BILLIONS of years ago a star began to die. In the process, it created something new: 65,500 billion tonnes of carbon that would later be incorporated into the nascent planet Earth. That carbon is still there, and nowadays a fair chunk of it makes up the bodies of living beings. A new study, published this week by Yinon Bar-On and others from the Weizmann Institute of Science, in Israel, provides a comprehensive estimate of how the Earth’s carbon stock is distributed among its inhabitants. By estimating the amount of carbon stored in organisms, otherwise known as biomass, the scientists were able to compare the relative abundance of different kinds of Earth’s life, weighing both the microbes beneath the soil and the giraffes walking above it on the same scale. The mammals known as human beings like to imagine themselves the lords of the planet. But in terms of raw biomass, the results—published in Proceedings of the National Academy of Sciences—tell a different story....

A planetary census puts humans in their place

BILLIONS of years ago a star began to die. In the process, it created something new: 65,500 billion tonnes of carbon that would later be incorporated into the nascent planet Earth. That ...

Thu 24 May 18 from The Economist

Humans account for little next to plants, worms, bugs

When you weigh all life on Earth, billions of humans don't amount to much compared to trees, earthworms or even viruses. But we really know how to throw what little weight we have around, according ...

Mon 21 May 18 from Phys.org

Humans Account for Little Next to Plants, Worms, Bugs, Tue 22 May 18 from Laboratory Equipment

Scientists predict number of undiscovered mammal species

There are probably 303 species of mammals left to be discovered by science, most of which are likely to live in tropical regions, according to a predictive model developed by a team of University ...

Wed 16 May 18 from Phys.org

Scientists Predict Number of Undiscovered Mammal Species, Wed 16 May 18 from Laboratory Equipment

Humanity is just 0.01% of all life but we wiped out 83% of all wild mammals

A new study reveals the staggering disproportionate impact that humanity has on wildlife.

Tue 22 May 18 from ZME Science

Humans account for less than 1% of all life on Earth

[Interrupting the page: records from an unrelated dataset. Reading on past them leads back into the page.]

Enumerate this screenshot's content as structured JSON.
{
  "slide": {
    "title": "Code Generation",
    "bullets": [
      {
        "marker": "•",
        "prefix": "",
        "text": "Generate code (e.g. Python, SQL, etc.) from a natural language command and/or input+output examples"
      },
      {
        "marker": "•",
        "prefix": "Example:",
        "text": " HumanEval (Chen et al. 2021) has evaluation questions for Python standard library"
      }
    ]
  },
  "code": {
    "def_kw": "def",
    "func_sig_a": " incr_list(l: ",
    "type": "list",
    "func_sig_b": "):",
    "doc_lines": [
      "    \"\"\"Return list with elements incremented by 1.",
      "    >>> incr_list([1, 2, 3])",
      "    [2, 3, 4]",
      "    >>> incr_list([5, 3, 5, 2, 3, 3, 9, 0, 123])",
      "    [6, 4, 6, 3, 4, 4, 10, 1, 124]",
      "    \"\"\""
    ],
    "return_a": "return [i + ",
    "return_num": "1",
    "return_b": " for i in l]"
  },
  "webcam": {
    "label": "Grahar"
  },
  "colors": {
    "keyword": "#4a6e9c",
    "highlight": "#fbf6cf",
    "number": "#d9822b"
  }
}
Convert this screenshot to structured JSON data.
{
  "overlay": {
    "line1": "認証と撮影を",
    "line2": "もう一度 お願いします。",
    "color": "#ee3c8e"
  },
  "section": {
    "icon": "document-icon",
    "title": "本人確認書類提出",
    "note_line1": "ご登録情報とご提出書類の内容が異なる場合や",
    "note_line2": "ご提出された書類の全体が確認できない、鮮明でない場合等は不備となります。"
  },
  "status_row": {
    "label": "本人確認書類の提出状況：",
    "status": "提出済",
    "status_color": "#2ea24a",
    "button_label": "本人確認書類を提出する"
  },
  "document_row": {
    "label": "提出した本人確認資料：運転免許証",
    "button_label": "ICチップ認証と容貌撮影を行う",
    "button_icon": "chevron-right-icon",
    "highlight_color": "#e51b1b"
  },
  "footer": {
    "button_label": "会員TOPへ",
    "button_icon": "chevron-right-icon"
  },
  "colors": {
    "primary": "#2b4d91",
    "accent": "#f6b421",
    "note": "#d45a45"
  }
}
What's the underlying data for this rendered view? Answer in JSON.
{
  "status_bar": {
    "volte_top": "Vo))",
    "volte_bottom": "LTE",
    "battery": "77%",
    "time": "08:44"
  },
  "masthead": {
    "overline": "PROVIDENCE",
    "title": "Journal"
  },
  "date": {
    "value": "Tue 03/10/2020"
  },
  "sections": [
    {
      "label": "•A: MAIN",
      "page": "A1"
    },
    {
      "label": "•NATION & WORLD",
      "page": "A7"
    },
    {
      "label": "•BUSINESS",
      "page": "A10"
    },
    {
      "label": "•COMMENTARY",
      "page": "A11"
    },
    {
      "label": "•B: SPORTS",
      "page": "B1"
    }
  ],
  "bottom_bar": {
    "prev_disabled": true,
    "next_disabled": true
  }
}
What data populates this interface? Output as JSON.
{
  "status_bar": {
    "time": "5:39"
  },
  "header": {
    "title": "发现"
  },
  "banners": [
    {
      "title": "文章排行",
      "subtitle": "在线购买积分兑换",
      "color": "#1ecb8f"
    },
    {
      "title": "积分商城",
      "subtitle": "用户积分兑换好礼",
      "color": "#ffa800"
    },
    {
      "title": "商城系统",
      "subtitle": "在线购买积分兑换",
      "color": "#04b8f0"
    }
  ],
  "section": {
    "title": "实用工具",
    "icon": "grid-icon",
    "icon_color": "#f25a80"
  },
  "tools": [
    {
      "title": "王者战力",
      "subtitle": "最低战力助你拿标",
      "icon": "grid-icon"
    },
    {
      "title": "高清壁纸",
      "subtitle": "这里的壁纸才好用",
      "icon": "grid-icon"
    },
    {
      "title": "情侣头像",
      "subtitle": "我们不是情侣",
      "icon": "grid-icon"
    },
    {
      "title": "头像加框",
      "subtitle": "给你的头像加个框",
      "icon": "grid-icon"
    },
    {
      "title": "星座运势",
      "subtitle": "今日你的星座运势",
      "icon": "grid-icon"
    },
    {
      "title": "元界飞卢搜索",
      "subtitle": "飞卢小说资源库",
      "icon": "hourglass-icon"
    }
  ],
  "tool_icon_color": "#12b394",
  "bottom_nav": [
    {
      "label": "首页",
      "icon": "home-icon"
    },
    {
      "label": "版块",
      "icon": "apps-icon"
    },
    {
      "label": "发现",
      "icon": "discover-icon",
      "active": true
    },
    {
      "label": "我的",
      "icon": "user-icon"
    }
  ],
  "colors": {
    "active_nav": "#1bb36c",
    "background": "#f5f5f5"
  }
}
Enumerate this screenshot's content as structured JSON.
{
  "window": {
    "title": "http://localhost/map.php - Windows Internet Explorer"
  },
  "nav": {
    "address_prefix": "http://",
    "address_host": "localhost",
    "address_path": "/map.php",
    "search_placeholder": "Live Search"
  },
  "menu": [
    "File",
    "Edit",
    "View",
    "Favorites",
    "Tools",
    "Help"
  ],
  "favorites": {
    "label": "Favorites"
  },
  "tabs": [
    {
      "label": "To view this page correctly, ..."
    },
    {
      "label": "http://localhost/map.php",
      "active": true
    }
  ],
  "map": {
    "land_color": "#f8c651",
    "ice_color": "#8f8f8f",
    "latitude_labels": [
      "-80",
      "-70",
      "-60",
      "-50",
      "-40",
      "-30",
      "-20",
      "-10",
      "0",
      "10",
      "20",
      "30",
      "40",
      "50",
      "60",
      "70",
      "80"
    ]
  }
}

While humans only add up to about one ten-thousandth of all life on Earth, researchers say we've helped to wipe out nearly 85% of wild mammals, and slash total weight of plants by half. ...

Mon 21 May 18 from Daily Mail

Earth's undiscovered mammals: Researchers say there are over 300 species left to be discovered

A new predictive model developed by ecologists in the US estimates there are roughly 303 mammal species throughout the world that remain unknown to science. Many of these are likely in the ...

Wed 16 May 18 from Daily Mail

Humans form a minuscule part of life on earth

A first-of-its-kind census says they have outsize influence on fellow creatures

Tue 22 May 18 from The Hindu

Bookmark

Bookmark and Share